The education of Lauryn Hill on the legal consequences of tax evasion will continue in prison, as the singer has been sentenced to three months behind bars.
Hill, 37, of South Orange, New Jersey, was also sentenced to three months of additional home confinement on Monday, the Associated Press reports. It wasn't immediately clear where she'd be incarcerated, but TMZ reports the judge ordered her to report to prison by July 8.
The five-time grammy winner pleaded guilty to failing to file tax returns for more than $1.8 million in income between 2005 and 2007, reports Rolling Stone. But just before Lauryn Hill's sentencing, she apparently paid up on her tax debts.
A Taxing Case
Hill faced up to a year in prison for each count of tax evasion. Just before her sentencing, she forked over more than $970,000 to cover both her state and federal tax liabilities. Because she made good on her overdue taxes, the singer's lawyer suggested she should just get probation.
The judge, apparently, didn't agree.
The IRS realizes that the tax code looks like Webdings to most people. They know mistakes can happen. When you make an honest mistake, it's negligence.
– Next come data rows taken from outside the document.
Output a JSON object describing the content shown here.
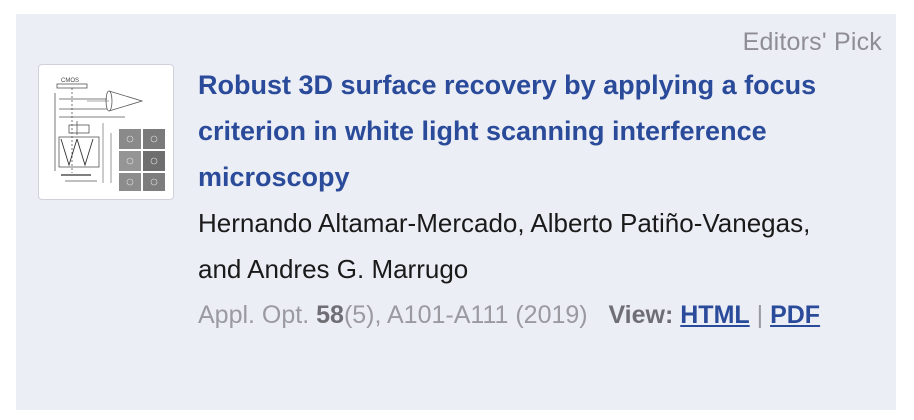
{
  "badge": "Editors' Pick",
  "article": {
    "title": "Robust 3D surface recovery by applying a focus criterion in white light scanning interference microscopy",
    "authors": "Hernando Altamar-Mercado, Alberto Patiño-Vanegas, and Andres G. Marrugo",
    "journal": "Appl. Opt.",
    "volume": "58",
    "issue": "(5), A101-A111 (2019)",
    "view_label": "View:",
    "html_label": "HTML",
    "separator": "|",
    "pdf_label": "PDF"
  },
  "thumbnail": {
    "icon": "figure-thumbnail",
    "top_label": "CMOS"
  }
}
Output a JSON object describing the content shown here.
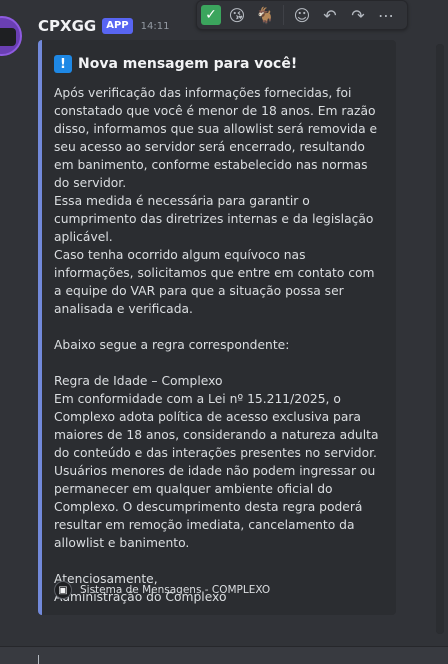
{
  "message": {
    "username": "CPXGG",
    "badge": "APP",
    "timestamp": "14:11"
  },
  "toolbar": {
    "icons": [
      "check-reaction",
      "kiss-emoji-reaction",
      "goat-reaction",
      "add-reaction",
      "reply",
      "forward",
      "more-options"
    ],
    "check": "✓",
    "kiss": "😘",
    "goat": "🐐",
    "add_reaction": "☺",
    "reply": "↶",
    "forward": "↷",
    "more": "⋯"
  },
  "embed": {
    "accent_color": "#7289da",
    "title_icon": "!",
    "title": "Nova mensagem para você!",
    "body": "Após verificação das informações fornecidas, foi constatado que você é menor de 18 anos. Em razão disso, informamos que sua allowlist será removida e seu acesso ao servidor será encerrado, resultando em banimento, conforme estabelecido nas normas do servidor.\nEssa medida é necessária para garantir o cumprimento das diretrizes internas e da legislação aplicável.\nCaso tenha ocorrido algum equívoco nas informações, solicitamos que entre em contato com a equipe do VAR para que a situação possa ser analisada e verificada.\n\nAbaixo segue a regra correspondente:\n\nRegra de Idade – Complexo\nEm conformidade com a Lei nº 15.211/2025, o Complexo adota política de acesso exclusiva para maiores de 18 anos, considerando a natureza adulta do conteúdo e das interações presentes no servidor. Usuários menores de idade não podem ingressar ou permanecer em qualquer ambiente oficial do Complexo. O descumprimento desta regra poderá resultar em remoção imediata, cancelamento da allowlist e banimento.\n\nAtenciosamente,\nAdministração do Complexo",
    "footer_text": "Sistema de Mensagens - COMPLEXO"
  }
}
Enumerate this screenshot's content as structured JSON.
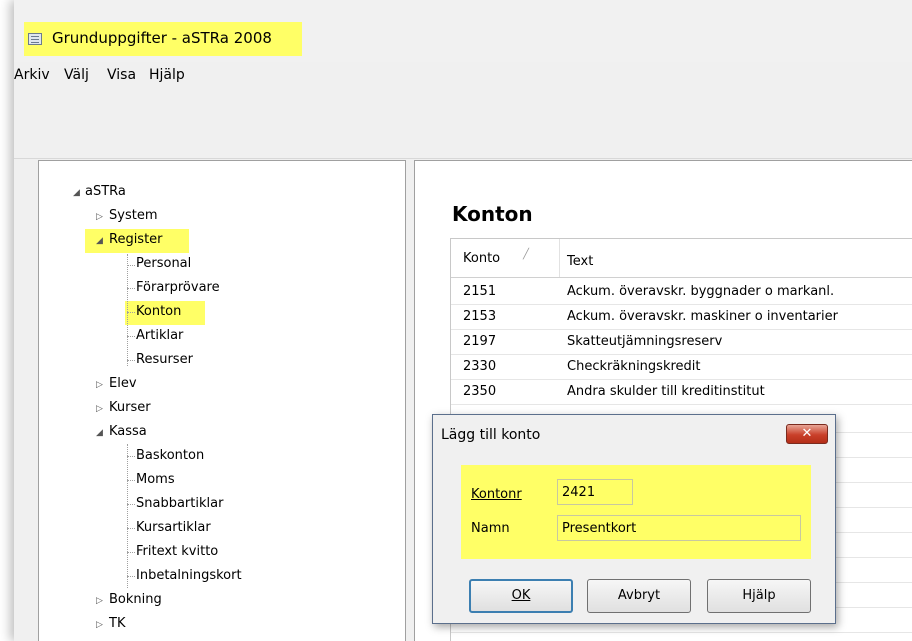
{
  "window": {
    "title": "Grunduppgifter - aSTRa 2008",
    "highlight_color": "#ffff66"
  },
  "menubar": {
    "items": [
      {
        "label": "Arkiv"
      },
      {
        "label": "Välj"
      },
      {
        "label": "Visa"
      },
      {
        "label": "Hjälp"
      }
    ]
  },
  "tree": {
    "root": "aSTRa",
    "nodes": {
      "system": "System",
      "register": "Register",
      "personal": "Personal",
      "forarprovare": "Förarprövare",
      "konton": "Konton",
      "artiklar": "Artiklar",
      "resurser": "Resurser",
      "elev": "Elev",
      "kurser": "Kurser",
      "kassa": "Kassa",
      "baskonton": "Baskonton",
      "moms": "Moms",
      "snabbartiklar": "Snabbartiklar",
      "kursartiklar": "Kursartiklar",
      "fritext": "Fritext kvitto",
      "inbetalningskort": "Inbetalningskort",
      "bokning": "Bokning",
      "tk": "TK"
    }
  },
  "main": {
    "heading": "Konton",
    "columns": {
      "konto": "Konto",
      "text": "Text"
    },
    "rows": [
      {
        "konto": "2151",
        "text": "Ackum. överavskr. byggnader o markanl."
      },
      {
        "konto": "2153",
        "text": "Ackum. överavskr. maskiner o inventarier"
      },
      {
        "konto": "2197",
        "text": "Skatteutjämningsreserv"
      },
      {
        "konto": "2330",
        "text": "Checkräkningskredit"
      },
      {
        "konto": "2350",
        "text": "Andra skulder till kreditinstitut"
      }
    ]
  },
  "dialog": {
    "title": "Lägg till konto",
    "close_glyph": "✕",
    "kontonr_label": "Kontonr",
    "kontonr_value": "2421",
    "namn_label": "Namn",
    "namn_value": "Presentkort",
    "ok_label": "OK",
    "cancel_label": "Avbryt",
    "help_label": "Hjälp"
  }
}
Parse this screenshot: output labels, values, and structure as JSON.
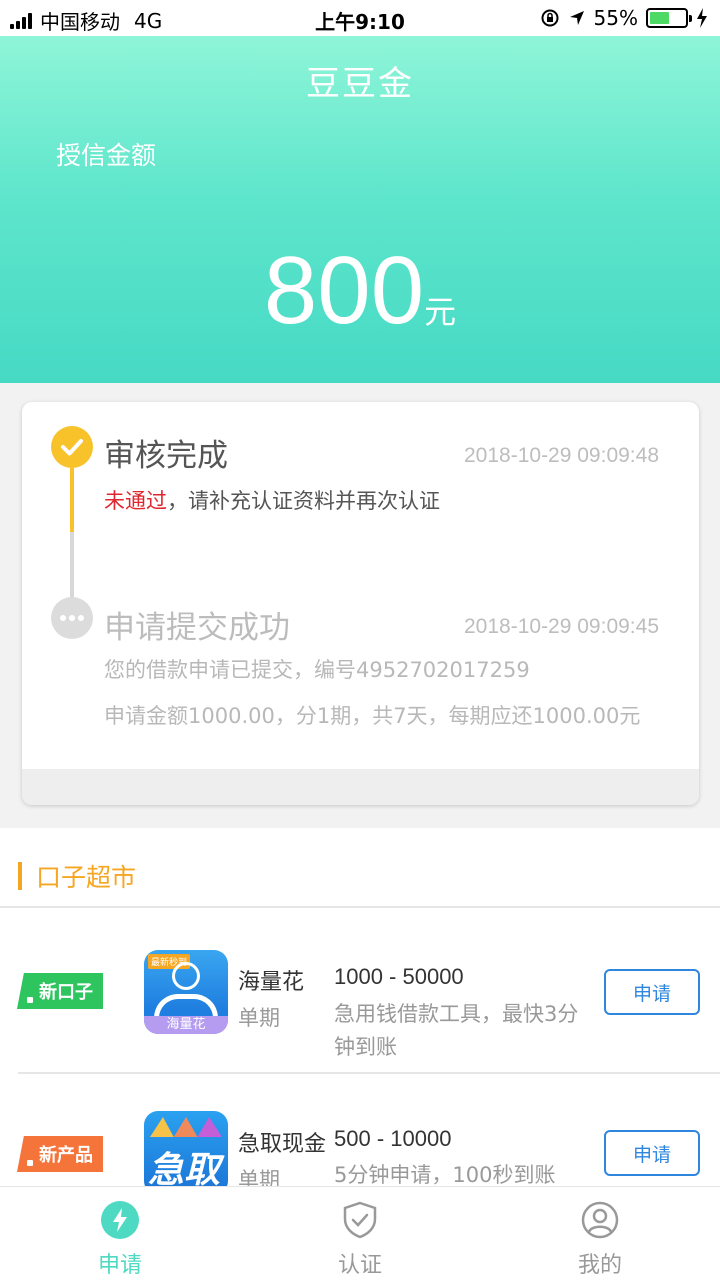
{
  "status_bar": {
    "carrier": "中国移动",
    "network": "4G",
    "time": "上午9:10",
    "battery": "55%",
    "battery_level": 0.55
  },
  "header": {
    "title": "豆豆金",
    "credit_label": "授信金额",
    "amount": "800",
    "unit": "元"
  },
  "progress": {
    "steps": [
      {
        "title": "审核完成",
        "time": "2018-10-29 09:09:48",
        "status": "未通过",
        "desc": "，请补充认证资料并再次认证"
      },
      {
        "title": "申请提交成功",
        "time": "2018-10-29 09:09:45",
        "desc1": "您的借款申请已提交，编号4952702017259",
        "desc2": "申请金额1000.00，分1期，共7天，每期应还1000.00元"
      }
    ]
  },
  "market": {
    "title": "口子超市",
    "items": [
      {
        "tag": "新口子",
        "icon_badge": "最新秒到",
        "icon_text": "海量花",
        "name": "海量花",
        "period": "单期",
        "range": "1000 - 50000",
        "desc": "急用钱借款工具，最快3分钟到账",
        "button": "申请"
      },
      {
        "tag": "新产品",
        "icon_text": "急取",
        "name": "急取现金",
        "period": "单期",
        "range": "500 - 10000",
        "desc": "5分钟申请，100秒到账",
        "button": "申请"
      }
    ]
  },
  "tabbar": {
    "tabs": [
      {
        "label": "申请",
        "icon": "lightning-icon",
        "active": true
      },
      {
        "label": "认证",
        "icon": "shield-check-icon",
        "active": false
      },
      {
        "label": "我的",
        "icon": "user-icon",
        "active": false
      }
    ],
    "accent_color": "#4dd9c2"
  }
}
But in Lauryn Hill's case, it's a question of tax fraud.
Tax fraud occurs when someone doesn't pay federal taxes on purpose. Indeed, when asked if she had "intentionally and willingly" neglected to pay her taxes at an earlier court hearing, Hill responded "Yes."
Celebrities and Tax Liabilities
In her defense, celebrities seem to have it rough when it comes to taxes. When us normal working stiffs get our paychecks, the taxes (both state and federal) are already removed. But if you get paid in royalties or checks for each performance, those checks usually don't have taxes removed. Ideally, celebrities are supposed to set aside tax money to pay when April 15 rolls around.
They're also supposed to pay estimated taxes four times a year based on their income. That's also the rule of thumb for freelancers, small business owners and other self-employed people.
Fortunately for celebrities, they can get "creative" in paying their owed taxes.
Lauryn Hill reportedly paid off her back taxes with a loan secured by two pieces of real estate -- which means if she doesn't repay the loan, she may lose those properties. She also teamed with Sony to put out new music, and last week released the new song, "Neurotic Society (Compulsory Mix)," reports Rolling Stone.
If only we could all pay off our taxes with fun tunes...